Soon after the blow to the head, Carroll told her co-workers "I feel deathly ill, that man has upset me so." She collapsed and died eight hours later in a hospital.

Zantzinger was found guilty of manslaughter and assault. He served six months in a county jail.

04/10/196221Stuart SutcliffeBeatlesBrain HemorrhageLondon
04/29/196142Cisco HoustonfolksingerStomach CancerSan Bernardino, California
04/17/196021Eddie CochranCar AccidentLondon

Eddie Cochran
Eddie Cochran
October 3, 1938 - April 17, 1960

On Saturday April 16 1960, at about 11:50 p.m. while on tour in Britain, Cochran died in a traffic accident in a taxi while traveling through Chippenham, Wiltshire, on the A4 Motorway. He was 21. The taxi crashed into a lamppost on Rowden Hill. A plaque erected there shows the actual spot. He was taken to St. Martin's Hospital, Bath, but died at 4:10 p.m. the following day.

Songwriter Sharon Sheeley (Cochran's fiancée) and singer Gene Vincent survived the crash. The taxi driver, George Martin, was convicted of dangerous driving, fined £50, disqualified from driving for fifteen years and sent to prison for six months.

Eddie Cochran is interred in the Forest Lawn Memorial Park in Cypress, California.

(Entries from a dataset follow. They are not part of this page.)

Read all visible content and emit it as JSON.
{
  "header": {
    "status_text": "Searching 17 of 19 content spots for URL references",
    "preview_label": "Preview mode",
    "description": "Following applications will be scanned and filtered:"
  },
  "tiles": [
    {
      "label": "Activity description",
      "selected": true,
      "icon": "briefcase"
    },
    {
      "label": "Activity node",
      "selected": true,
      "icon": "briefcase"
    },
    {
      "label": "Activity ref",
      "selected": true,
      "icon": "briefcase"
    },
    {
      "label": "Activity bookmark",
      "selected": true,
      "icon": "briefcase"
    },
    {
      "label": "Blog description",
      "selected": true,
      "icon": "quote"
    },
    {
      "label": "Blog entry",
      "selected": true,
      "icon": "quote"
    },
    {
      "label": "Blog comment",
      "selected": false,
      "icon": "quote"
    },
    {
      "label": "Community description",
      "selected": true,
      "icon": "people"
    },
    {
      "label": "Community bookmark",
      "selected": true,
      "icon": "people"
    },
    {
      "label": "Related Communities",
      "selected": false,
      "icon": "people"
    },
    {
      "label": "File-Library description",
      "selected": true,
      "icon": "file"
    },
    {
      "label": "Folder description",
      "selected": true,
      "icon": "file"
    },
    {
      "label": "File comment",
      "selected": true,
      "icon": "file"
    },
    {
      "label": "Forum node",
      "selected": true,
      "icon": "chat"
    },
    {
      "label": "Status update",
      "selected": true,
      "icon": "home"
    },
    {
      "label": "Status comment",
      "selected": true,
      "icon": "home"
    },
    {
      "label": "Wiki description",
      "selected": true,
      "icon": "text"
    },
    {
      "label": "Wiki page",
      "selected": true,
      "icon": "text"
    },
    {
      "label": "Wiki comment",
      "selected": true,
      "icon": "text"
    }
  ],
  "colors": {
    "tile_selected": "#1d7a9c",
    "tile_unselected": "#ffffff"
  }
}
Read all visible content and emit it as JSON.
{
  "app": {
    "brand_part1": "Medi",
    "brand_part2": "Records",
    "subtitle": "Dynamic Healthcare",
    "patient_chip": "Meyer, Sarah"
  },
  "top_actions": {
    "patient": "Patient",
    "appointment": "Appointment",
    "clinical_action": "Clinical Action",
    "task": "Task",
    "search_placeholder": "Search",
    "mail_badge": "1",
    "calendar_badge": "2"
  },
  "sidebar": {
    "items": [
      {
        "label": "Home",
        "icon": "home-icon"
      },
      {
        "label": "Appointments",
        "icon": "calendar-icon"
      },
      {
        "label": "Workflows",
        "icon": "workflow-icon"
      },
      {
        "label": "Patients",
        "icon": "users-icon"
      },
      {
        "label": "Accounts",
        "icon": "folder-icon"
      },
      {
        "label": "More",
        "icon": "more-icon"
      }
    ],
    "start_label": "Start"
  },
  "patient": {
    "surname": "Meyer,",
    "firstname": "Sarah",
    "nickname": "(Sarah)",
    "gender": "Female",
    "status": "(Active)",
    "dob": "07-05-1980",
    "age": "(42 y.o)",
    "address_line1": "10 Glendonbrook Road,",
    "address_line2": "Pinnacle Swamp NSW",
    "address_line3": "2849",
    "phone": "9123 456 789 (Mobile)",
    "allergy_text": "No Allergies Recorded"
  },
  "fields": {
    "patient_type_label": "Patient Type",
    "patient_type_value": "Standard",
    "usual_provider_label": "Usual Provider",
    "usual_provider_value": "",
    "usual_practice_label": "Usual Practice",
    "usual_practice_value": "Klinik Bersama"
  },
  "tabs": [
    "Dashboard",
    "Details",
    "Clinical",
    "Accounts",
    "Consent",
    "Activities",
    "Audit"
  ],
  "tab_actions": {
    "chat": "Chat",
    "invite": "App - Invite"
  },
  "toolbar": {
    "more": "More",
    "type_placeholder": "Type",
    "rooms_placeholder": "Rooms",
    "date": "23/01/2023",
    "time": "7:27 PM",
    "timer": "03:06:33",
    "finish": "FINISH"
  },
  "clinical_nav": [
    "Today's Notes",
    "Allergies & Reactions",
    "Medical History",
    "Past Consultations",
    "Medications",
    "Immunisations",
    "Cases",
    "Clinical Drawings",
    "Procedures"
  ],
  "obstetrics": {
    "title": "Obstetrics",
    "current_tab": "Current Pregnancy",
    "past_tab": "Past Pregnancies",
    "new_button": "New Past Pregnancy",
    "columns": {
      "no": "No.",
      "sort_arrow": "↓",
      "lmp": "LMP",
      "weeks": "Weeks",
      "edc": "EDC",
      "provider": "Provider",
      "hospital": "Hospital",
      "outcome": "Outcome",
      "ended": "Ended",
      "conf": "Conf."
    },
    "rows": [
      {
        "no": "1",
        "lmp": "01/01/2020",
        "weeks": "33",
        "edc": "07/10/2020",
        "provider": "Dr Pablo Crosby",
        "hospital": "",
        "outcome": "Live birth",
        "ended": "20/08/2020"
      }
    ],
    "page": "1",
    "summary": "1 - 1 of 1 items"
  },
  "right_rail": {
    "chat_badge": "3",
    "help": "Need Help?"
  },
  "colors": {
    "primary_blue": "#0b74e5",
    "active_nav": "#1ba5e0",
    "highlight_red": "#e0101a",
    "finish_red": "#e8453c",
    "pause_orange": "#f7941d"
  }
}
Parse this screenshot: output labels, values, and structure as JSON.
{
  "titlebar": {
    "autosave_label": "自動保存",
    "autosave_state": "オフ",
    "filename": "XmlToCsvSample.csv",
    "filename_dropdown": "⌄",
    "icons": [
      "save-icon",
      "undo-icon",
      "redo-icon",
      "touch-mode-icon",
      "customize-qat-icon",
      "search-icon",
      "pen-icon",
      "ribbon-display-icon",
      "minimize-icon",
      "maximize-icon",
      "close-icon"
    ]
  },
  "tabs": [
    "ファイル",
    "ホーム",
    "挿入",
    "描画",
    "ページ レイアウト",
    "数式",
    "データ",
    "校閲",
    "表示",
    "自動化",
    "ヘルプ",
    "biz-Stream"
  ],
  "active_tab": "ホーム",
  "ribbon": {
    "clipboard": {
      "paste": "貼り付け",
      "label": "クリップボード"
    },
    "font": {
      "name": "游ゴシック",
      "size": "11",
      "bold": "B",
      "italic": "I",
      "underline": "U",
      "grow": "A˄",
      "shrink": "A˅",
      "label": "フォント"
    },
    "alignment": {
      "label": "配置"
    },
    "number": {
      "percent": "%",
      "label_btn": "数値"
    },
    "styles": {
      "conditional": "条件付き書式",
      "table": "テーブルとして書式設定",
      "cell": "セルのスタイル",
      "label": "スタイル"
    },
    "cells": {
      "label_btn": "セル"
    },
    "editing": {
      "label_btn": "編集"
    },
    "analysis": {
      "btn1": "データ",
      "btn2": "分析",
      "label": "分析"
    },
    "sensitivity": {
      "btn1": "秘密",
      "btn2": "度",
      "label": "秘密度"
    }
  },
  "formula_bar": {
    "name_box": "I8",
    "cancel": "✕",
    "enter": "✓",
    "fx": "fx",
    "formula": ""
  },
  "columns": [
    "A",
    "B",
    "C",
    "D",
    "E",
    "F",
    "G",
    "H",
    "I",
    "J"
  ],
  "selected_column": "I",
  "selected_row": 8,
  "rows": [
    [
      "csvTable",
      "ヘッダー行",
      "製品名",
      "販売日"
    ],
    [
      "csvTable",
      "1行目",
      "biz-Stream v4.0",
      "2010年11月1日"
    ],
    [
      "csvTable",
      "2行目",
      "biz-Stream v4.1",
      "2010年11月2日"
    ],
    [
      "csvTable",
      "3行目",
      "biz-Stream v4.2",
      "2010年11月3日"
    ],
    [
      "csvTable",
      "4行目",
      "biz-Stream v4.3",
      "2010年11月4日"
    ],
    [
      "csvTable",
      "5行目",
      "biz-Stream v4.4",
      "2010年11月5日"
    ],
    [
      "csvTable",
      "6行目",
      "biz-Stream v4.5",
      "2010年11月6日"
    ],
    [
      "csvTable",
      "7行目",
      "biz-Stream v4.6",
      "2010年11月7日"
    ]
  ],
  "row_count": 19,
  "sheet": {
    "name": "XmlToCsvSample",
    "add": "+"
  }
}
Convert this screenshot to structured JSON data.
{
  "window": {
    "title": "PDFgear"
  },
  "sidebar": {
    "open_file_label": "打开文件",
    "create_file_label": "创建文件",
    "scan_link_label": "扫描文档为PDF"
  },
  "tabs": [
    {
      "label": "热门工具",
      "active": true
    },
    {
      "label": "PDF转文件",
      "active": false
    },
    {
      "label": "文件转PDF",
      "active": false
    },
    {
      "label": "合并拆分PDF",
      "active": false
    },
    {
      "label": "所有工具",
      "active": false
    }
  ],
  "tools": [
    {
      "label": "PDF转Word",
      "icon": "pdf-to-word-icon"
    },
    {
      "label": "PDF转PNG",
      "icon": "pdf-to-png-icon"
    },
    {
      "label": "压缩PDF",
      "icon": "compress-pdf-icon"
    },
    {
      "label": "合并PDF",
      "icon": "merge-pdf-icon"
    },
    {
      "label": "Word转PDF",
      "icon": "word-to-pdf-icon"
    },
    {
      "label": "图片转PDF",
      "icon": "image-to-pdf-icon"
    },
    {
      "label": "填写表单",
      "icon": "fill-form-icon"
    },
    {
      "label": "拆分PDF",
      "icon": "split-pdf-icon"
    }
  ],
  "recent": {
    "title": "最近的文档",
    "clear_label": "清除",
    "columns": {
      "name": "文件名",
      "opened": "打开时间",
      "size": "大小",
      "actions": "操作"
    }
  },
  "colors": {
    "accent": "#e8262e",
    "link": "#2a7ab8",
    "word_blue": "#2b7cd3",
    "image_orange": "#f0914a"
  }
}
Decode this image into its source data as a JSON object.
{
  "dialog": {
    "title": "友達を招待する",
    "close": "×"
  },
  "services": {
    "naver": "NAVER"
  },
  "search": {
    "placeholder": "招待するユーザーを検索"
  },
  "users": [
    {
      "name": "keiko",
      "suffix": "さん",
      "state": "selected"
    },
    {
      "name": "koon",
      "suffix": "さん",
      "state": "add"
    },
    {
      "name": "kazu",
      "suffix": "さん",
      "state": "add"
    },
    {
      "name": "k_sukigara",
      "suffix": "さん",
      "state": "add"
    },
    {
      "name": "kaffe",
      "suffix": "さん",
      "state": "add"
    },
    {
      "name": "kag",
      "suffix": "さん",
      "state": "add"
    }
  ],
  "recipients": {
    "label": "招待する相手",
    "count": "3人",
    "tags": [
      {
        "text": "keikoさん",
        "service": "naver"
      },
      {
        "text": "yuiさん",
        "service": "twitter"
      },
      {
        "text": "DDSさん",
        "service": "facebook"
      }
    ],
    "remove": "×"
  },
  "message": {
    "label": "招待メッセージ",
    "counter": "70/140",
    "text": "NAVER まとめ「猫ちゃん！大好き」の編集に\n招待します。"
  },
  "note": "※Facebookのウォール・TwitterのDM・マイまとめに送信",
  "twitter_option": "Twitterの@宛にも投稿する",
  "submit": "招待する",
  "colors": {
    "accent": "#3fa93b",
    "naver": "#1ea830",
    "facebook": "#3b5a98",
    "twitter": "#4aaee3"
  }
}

1970s
HOME
1950s

© Steve Covault, all rights reserved.
E-MAIL for information.